Page: 26711

Mrs MOYLAN (5:51 PM) —The late member for Aston was a very fine colleague and he was a good friend. Peter Nugent gave exceptional service to this parliament, to his constituency of Aston and to the Liberal Party. I suspect that his influence will live on for a very long time.

There seemed to me to be a very common thread through the work of Peter Nugent in his parliamentary life—and that is the time during which I knew him. It did not matter whether it was in indigenous affairs, whether it was fighting for human rights, whether indeed it was his engagement with the international community or whether it was fighting for small business and looking after the interests of small business, Peter Nugent was totally committed to providing a voice for those who struggled to be heard in our communities. I think that was the real contribution that Peter made: to make sure that those people were heard. He was totally committed to what he believed in, he was courageous, he was meticulous in attention to detail and he was passionate in what he believed.

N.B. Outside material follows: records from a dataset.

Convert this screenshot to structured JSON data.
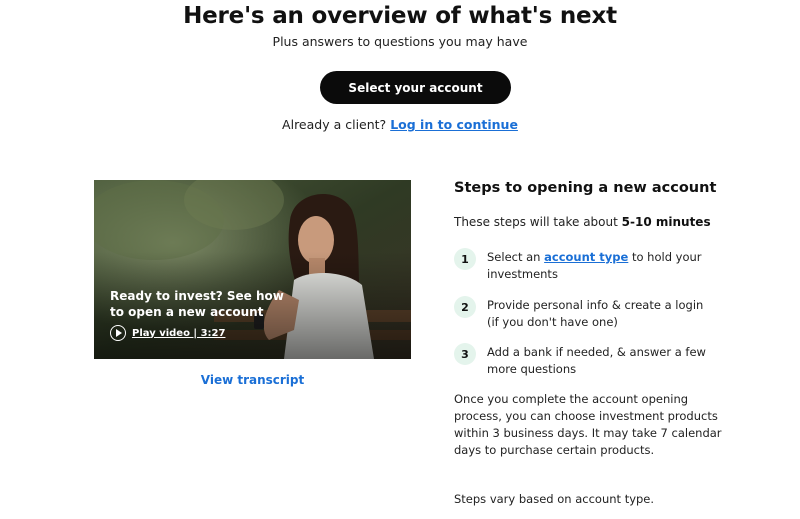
{
  "header": {
    "title": "Here's an overview of what's next",
    "subtitle": "Plus answers to questions you may have",
    "select_button": "Select your account",
    "client_prompt": "Already a client?",
    "login_link": "Log in to continue"
  },
  "video": {
    "caption": "Ready to invest? See how to open a new account",
    "play_label": "Play video | 3:27",
    "transcript_link": "View transcript"
  },
  "steps": {
    "title": "Steps to opening a new account",
    "intro_prefix": "These steps will take about",
    "intro_duration": "5-10 minutes",
    "items": [
      {
        "number": "1",
        "text_before": "Select an",
        "link": "account type",
        "text_after": "to hold your investments"
      },
      {
        "number": "2",
        "text": "Provide personal info & create a login (if you don't have one)"
      },
      {
        "number": "3",
        "text": "Add a bank if needed, & answer a few more questions"
      }
    ],
    "completion_note": "Once you complete the account opening process, you can choose investment products within 3 business days. It may take 7 calendar days to purchase certain products.",
    "vary_note": "Steps vary based on account type."
  },
  "colors": {
    "link": "#1a6fd6",
    "button_bg": "#0b0b0b",
    "step_badge_bg": "#e4f4ec"
  }
}
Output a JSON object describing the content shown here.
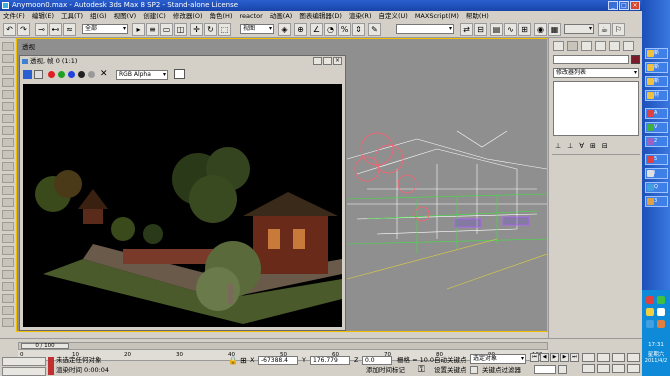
{
  "window": {
    "title": "Anymoon0.max - Autodesk 3ds Max 8 SP2 - Stand-alone License"
  },
  "menu": [
    "文件(F)",
    "编辑(E)",
    "工具(T)",
    "组(G)",
    "视图(V)",
    "创建(C)",
    "修改器(O)",
    "角色(H)",
    "reactor",
    "动画(A)",
    "图表编辑器(D)",
    "渲染(R)",
    "自定义(U)",
    "MAXScript(M)",
    "帮助(H)"
  ],
  "toolbar": {
    "selection_filter": "全部",
    "ref_coord": "视图"
  },
  "viewport": {
    "label": "透视"
  },
  "render_window": {
    "title": "透视, 帧 0 (1:1)",
    "channel": "RGB Alpha"
  },
  "command_panel": {
    "modifier_list": "修改器列表"
  },
  "timeline": {
    "frame": "0 / 100",
    "ticks": [
      "0",
      "10",
      "20",
      "30",
      "40",
      "50",
      "60",
      "70",
      "80",
      "90",
      "100"
    ]
  },
  "status": {
    "selection": "未选定任何对象",
    "render_time_label": "渲染时间",
    "render_time": "0:00:04",
    "x_label": "X",
    "x_value": "-67388.4",
    "y_label": "Y",
    "y_value": "176.779",
    "z_label": "Z",
    "z_value": "0.0",
    "grid": "栅格 = 10.0",
    "autokey": "自动关键点",
    "set_key": "设置关键点",
    "selected_object": "选定对象",
    "key_filters": "关键点过滤器",
    "add_time_tag": "添加时间标记"
  },
  "taskbar": {
    "time": "17:31",
    "weekday": "星期六",
    "date": "2011/4/2"
  }
}
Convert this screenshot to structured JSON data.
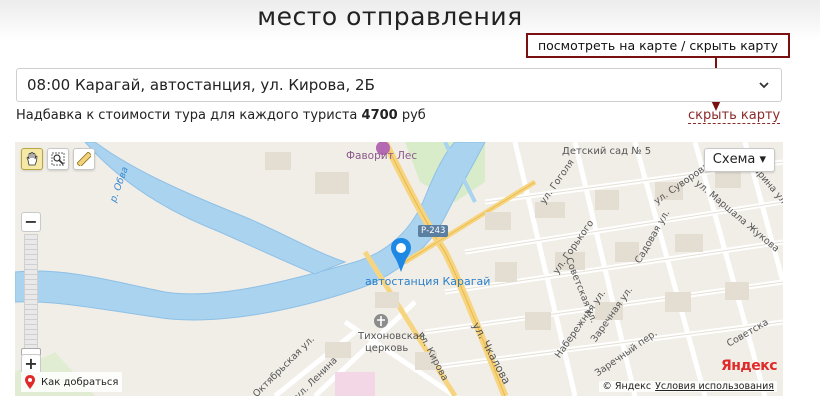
{
  "page": {
    "title": "место отправления"
  },
  "callout": {
    "text": "посмотреть на карте / скрыть карту",
    "border_color": "#7a1010"
  },
  "departure_select": {
    "value": "08:00 Карагай, автостанция, ул. Кирова, 2Б"
  },
  "surcharge": {
    "text_before": "Надбавка к стоимости тура для каждого туриста ",
    "amount": "4700",
    "currency": " руб"
  },
  "map_toggle": {
    "label": "скрыть карту",
    "color": "#8a2a2a"
  },
  "map": {
    "scheme_button": "Схема ▾",
    "zoom_in": "+",
    "zoom_out": "−",
    "route_link": "Как добраться",
    "attribution": "© Яндекс",
    "terms_link": "Условия использования",
    "logo": "Яндекс",
    "tools": [
      "hand-icon",
      "zoom-area-icon",
      "ruler-icon"
    ],
    "marker_label": "автостанция Карагай",
    "labels": {
      "favorit": "Фаворит Лес",
      "kindergarten": "Детский сад № 5",
      "church_1": "Тихоновская",
      "church_2": "церковь",
      "road": "Р-243",
      "river": "р. Обва",
      "gogolya": "ул. Гоголя",
      "suvorova": "ул. Суворова",
      "marshala": "ул. Маршала Жукова",
      "gagarina": "Гагарина ул.",
      "gorkogo": "ул. Горького",
      "sadovaya": "Садовая ул.",
      "sovetskaya": "Советская ул.",
      "zarechnaya": "Заречная ул.",
      "naberezhnaya": "Набережная ул.",
      "zarechny_per": "Заречный пер.",
      "kirova": "ул. Кирова",
      "chkalova": "ул. Чкалова",
      "oktyabrskaya": "Октябрьская ул.",
      "lenina": "ул. Ленина",
      "sovetsk_short": "Советска"
    },
    "colors": {
      "river": "#a9d3ef",
      "river_edge": "#8fc0e6",
      "land": "#f1eee8",
      "green": "#d9ecc9",
      "major_road": "#f7d580",
      "marker": "#1e88e5"
    }
  }
}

I had the great privilege and pleasure of serving with Peter on the Human Rights Subcommittee of the Joint Standing Committee on Foreign Affairs, Defence and Trade when he was chair. I also had the privilege of travelling with him on the trip to China that has been mentioned. I will not say any more about that except that Peter was an exceptional leader on those trips. We felt proud of the way he conducted himself, and he was always fair and helpful to members of the delegation. We enjoyed the experience immensely. A lot has been said about Peter's relationship with people from China, his commitment to that delegation, and also his commitment to human rights. One of the things I discovered about Peter was that I never found him to be judgmental in any way. He had a great understanding of the tremendous challenge faced by the Chinese government in managing a population of 1.3 billion and also of a history that has been difficult for that country. Although he was extremely strong on the human rights issue and fearless in asking questions on those visits to China, he always maintained a deep respect, which was felt by the Chinese. I know that he was respected by the people in the embassy here and by the Chinese people he had a relationship with overseas. I am sure that he is going to be sadly missed in that role.

Peter had a sense of humour and a sense of mischief. We heard from the member for Prospect about the famous ping-pong contest. Peter managed to get the ambassador to extend an invitation to the whole Australia-China Parliamentary Friendship Group to go to the embassy and have this match. We all sucked in our breath when he challenged the ambassador to a game of table tennis—and won. He had that sense of mischief and he really enjoyed that experience. I am sure it went a long way to continuing to build on the friendship with China. In the time I have been here, no-one in this parliament has worked harder than Peter Nugent to build on that relationship between Australia and China.

I have a great respect for Peter. I will always feel that respect and affection for Peter and Carol, who worked tirelessly together and who were always a great partnership. Peter has left a great legacy; the family can be very proud of his commitment to his work in this place and that he really stood for something. I extend my deep sympathy to Carol, to the family, to Peter's close friends and to his staff.